Work to complete
Take from the records below each line that holds "macros".

Data shown
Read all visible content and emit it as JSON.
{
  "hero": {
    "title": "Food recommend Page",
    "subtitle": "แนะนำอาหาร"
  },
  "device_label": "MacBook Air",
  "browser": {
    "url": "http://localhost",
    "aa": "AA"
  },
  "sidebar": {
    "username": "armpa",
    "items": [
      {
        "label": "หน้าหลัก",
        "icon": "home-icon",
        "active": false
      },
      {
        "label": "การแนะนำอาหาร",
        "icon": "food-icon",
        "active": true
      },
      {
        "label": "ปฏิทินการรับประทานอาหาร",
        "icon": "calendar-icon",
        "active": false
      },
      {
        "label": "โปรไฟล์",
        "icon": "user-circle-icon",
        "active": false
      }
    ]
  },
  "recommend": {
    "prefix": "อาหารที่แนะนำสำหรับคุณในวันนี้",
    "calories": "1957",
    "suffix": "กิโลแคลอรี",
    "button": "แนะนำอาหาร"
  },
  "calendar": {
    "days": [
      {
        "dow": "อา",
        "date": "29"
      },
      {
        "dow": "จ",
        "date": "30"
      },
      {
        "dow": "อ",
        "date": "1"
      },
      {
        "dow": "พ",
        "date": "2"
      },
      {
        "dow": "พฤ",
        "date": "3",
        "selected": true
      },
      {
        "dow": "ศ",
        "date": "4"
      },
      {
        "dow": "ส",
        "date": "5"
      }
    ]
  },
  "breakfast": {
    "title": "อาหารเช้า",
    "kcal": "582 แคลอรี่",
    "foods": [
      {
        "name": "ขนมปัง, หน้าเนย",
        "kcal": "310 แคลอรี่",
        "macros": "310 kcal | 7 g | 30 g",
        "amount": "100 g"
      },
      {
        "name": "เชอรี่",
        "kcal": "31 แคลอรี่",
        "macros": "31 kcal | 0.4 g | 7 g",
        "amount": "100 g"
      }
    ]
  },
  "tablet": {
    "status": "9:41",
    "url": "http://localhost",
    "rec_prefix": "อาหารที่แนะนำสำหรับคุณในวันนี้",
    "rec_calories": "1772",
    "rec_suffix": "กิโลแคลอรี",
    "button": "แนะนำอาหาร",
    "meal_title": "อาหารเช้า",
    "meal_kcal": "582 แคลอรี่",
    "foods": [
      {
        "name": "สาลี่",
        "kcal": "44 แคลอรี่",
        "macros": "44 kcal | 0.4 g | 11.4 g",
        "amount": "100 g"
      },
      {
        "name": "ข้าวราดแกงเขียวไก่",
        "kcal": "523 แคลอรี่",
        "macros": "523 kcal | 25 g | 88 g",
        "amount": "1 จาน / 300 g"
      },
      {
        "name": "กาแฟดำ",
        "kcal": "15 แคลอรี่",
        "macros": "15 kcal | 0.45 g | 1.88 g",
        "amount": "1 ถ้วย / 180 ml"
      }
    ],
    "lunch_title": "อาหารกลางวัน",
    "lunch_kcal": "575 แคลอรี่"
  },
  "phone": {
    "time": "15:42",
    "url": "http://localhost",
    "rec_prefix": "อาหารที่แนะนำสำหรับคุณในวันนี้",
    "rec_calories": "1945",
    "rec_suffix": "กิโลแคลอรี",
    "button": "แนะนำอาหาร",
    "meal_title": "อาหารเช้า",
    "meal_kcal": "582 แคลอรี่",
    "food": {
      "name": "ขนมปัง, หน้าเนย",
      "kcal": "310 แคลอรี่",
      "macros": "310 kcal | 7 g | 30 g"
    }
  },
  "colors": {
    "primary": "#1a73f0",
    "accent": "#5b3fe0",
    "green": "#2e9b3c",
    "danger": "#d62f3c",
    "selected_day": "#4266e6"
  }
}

Solution below
        "macros": "310 kcal | 7 g | 30 g",
        "macros": "31 kcal | 0.4 g | 7 g",
        "macros": "44 kcal | 0.4 g | 11.4 g",
        "macros": "523 kcal | 25 g | 88 g",
        "macros": "15 kcal | 0.45 g | 1.88 g",
      "macros": "310 kcal | 7 g | 30 g"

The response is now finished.